I'd like an HTTP response to expire 24 hours from now (meaning the browser won't make any requests for that URL until tomorrow). But, if the request is re-issued tomorrow after expiration, I want to make sure the browser will send the right request headers so that the server will send a 304 instead of forcing the client to re-download the whole response body if it hasn't changed on the server. And I'd like that 304 to also expire 24 hours later.
First, is this sccenario possible? Or do I have to choose between Expiration-style caching and 304-style caching, but not both?

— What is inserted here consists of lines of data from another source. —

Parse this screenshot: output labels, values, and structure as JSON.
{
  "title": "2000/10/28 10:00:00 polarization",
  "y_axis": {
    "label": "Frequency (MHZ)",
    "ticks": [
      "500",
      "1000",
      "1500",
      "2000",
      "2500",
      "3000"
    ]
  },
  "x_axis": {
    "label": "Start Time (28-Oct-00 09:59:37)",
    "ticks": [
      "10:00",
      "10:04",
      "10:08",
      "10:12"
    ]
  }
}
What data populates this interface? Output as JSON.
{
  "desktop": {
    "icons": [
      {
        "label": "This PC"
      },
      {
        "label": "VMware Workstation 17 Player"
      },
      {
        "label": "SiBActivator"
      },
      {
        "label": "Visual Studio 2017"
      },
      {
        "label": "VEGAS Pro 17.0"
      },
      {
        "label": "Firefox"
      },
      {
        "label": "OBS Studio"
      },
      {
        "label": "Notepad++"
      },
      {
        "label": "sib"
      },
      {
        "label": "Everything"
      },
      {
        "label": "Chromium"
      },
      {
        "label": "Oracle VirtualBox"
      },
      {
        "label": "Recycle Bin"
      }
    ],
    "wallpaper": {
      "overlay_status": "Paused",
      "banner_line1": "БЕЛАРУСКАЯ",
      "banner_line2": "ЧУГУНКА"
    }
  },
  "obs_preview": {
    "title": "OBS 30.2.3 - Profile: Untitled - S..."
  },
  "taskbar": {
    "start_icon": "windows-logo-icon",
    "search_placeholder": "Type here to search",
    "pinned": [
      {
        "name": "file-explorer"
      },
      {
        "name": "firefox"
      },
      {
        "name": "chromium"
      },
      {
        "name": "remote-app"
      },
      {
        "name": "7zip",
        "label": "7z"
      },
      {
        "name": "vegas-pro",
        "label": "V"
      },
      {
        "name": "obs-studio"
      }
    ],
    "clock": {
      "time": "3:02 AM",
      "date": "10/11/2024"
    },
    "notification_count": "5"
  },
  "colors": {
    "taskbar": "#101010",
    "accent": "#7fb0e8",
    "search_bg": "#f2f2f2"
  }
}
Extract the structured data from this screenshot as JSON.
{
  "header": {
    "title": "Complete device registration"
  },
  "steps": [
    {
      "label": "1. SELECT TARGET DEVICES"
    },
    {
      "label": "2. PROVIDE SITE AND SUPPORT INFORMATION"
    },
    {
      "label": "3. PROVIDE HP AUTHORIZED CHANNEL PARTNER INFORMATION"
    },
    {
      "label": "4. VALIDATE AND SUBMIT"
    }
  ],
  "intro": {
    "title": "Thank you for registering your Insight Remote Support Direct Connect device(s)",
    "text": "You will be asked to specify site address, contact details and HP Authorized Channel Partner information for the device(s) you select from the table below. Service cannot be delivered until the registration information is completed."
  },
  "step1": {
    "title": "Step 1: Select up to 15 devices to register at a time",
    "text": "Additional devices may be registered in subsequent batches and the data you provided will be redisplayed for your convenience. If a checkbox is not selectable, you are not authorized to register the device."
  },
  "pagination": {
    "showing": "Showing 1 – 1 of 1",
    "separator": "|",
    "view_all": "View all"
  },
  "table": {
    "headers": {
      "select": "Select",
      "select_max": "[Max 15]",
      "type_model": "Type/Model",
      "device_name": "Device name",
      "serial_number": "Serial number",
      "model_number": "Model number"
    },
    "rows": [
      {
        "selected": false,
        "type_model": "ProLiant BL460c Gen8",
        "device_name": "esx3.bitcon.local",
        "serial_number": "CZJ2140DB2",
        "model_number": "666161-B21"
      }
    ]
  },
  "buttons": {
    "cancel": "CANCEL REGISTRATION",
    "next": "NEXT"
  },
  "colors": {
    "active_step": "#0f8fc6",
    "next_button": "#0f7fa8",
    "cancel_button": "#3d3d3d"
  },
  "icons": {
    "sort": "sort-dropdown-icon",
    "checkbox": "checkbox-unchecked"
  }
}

If it is possible, what are the right response headers (both for the initial response and for the subsequent 304s) which will make it happen?
If as often happens, the answer varies based on browser type/version, then which headers work for which browsers-- and which browsers won't be able to do what I want at all? I'm only interested in the most common browsers in use today (e.g. IE6+, FF3+, Chrome latest, Safari latest)?
Apologies if this answer has already been asked on SO-- I searched for a while and came up blank.
CLARIFICATION: I'm asking this question because I'm putting together an automated test suite to verify, regardless of server platform, that a web app is generating the correct HTTP headers to generate the client-caching behavior we want all our web apps to have. So I'm not interested (at least for now) in how to configure Apache/IIS/PHP/Rails/Django/JSP/ASP.NET/etc. to generate the right headers. I simply want to know, at the HTTP layer only, what the right headers are.
UPDATE: I found this SO question which answers part of my question. According to RFC 2616 10.3.5, it says, I should include an
Cache-Control: max-age headers to the 304s returned by the server. This is definitely the desired behavior.
What that question doesn't answer, however, is whether this RFC-compliant approach will work on existing popular browsers, especially IE6/7/8 which are the usual standards-compliance culprits, but also IE9, FF4+, latest Chrome, and latest Safari which our application also must support. If any of those browsers don't behave as the RFC mandates, are there workarounds I can use?